- "Parasites - Trichuriasis (also known as Whipworm Infection)". CDC. January 10, 2013. Retrieved 5 March 2014.
- "Soil-transmitted helminth infections Fact sheet N°366". World Health Organization. June 2013. Retrieved 5 March 2014.
- "Parasites - Trichuriasis (also known as Whipworm Infection) Diagnosis". CDC. January 10, 2013. Retrieved 20 March 2014.
- Duben-Engelkirk, Paul G. Engelkirk, Janet (2008). Laboratory diagnosis of infectious diseases : essentials of diagnostic microbiology. Baltimore: Wolters Kluwer Health/Lippincott Williams & Wilkins. p. 604. ISBN 9780781797016.
- "Parasites - Trichuriasis (also known as Whipworm Infection) Prevention & Control". CDC. January 10, 2013. Retrieved 20 March 2014.
- Ziegelbauer, K; Speich, B; Mäusezahl, D; Bos, R; Keiser, J; Utzinger, J (Jan 2012). "Effect of sanitation on soil-transmitted helminth infection: systematic review and meta-analysis.". PLOS Medicine. 9 (1): e1001162. doi:10.1371/journal.pmed.1001162. PMC . PMID 22291577.
- Bethony, J; Brooker, S; Albonico, M; Geiger, SM; Loukas, A; Diemert, D; Hotez, PJ (May 6, 2006). "Soil-transmitted helminth infections: ascariasis, trichuriasis, and hookworm.". Lancet. 367 (9521): 1521–32. doi:10.1016/S0140-6736(06)68653-4. PMID 16679166.
- "Parasites - Trichuriasis (also known as Whipworm Infection): Resources for Health Professionals". CDC. January 10, 2013. Retrieved 5 March 2014.
- Jia, TW; Melville, S; Utzinger, J; King, CH; Zhou, XN (2012). "Soil-transmitted helminth reinfection after drug treatment: a systematic review and meta-analysis.". PLoS neglected tropical diseases. 6 (5): e1621. doi:10.1371/journal.pntd.0001621. PMC . PMID 22590656.

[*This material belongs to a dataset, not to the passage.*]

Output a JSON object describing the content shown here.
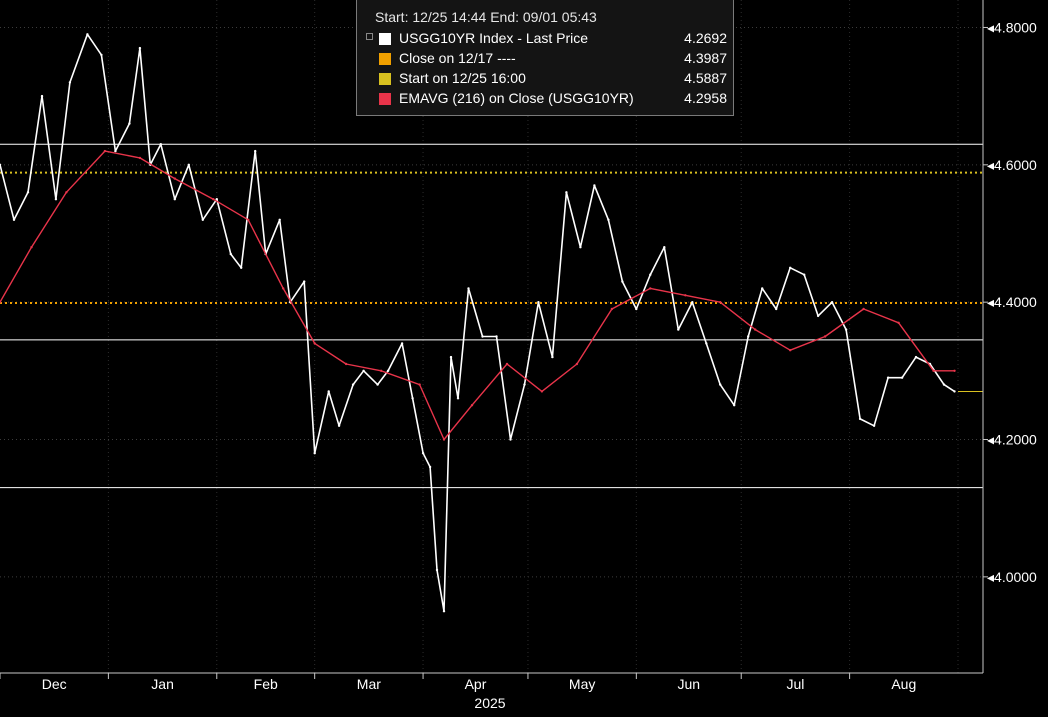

- Fenwick, A (Mar 2012). "The global burden of neglected tropical diseases.". Public health. 126 (3): 233–6. doi:10.1016/j.puhe.2011.11.015. PMID 22325616.
- Jamison, Dean (2006). "Helminth Infections: Soil-transmitted Helminth Infections and Schistosomiasis". Disease control priorities in developing countries (2nd ed.). New York: Oxford University Press. p. Chapter 24. ISBN 9780821361801.
- "Neglected Tropical Diseases". cdc.gov. June 6, 2011. Retrieved 28 November 2014.
- Gyorkos TW; Gilbert NL; Larocque R; Casapía M (2011). "Trichuris and hookworm infections associated with anaemia during pregnancy". Trop Med Int Health. 16 (4): 531–7. doi:10.1111/j.1365-3156.2011.02727.x.
- "Trichuris trichiura definition - Medical Dictionary definitions of popular medical terms easily defined on MedTerms". Medterms.com. 2000-04-15. Retrieved 2009-05-19.
- Areekul, Pannatat; Jongwutiwes (February 2010). "Trichuris vulpis and T. trichiura infections among schoolchildren of a rural community in northwestern Thailand: the possible role of dogs in disease transmission". Asian Biomedicine. 4 (1): 49–60.
- "Trichuris trichiura". WrongDiagnosis.com. 2009-05-06. Retrieved 2009-05-19.
- Knopp S, Mohammed KA, Speich B, et al. (2010). "Albendazole and mebendazole administered alone or in combination with ivermectin against Trichuris trichiura: a randomized controlled trial". Clin Infect Dis. 51 (12): 1420–8. doi:10.1086/657310. PMID 21062129. (Knopp S, Mohammed KA, Speich B, Hattendorf J, Khamis IS, Khamis AN, Stothard JR, Rollinson D, Marti H, Utzinger J ).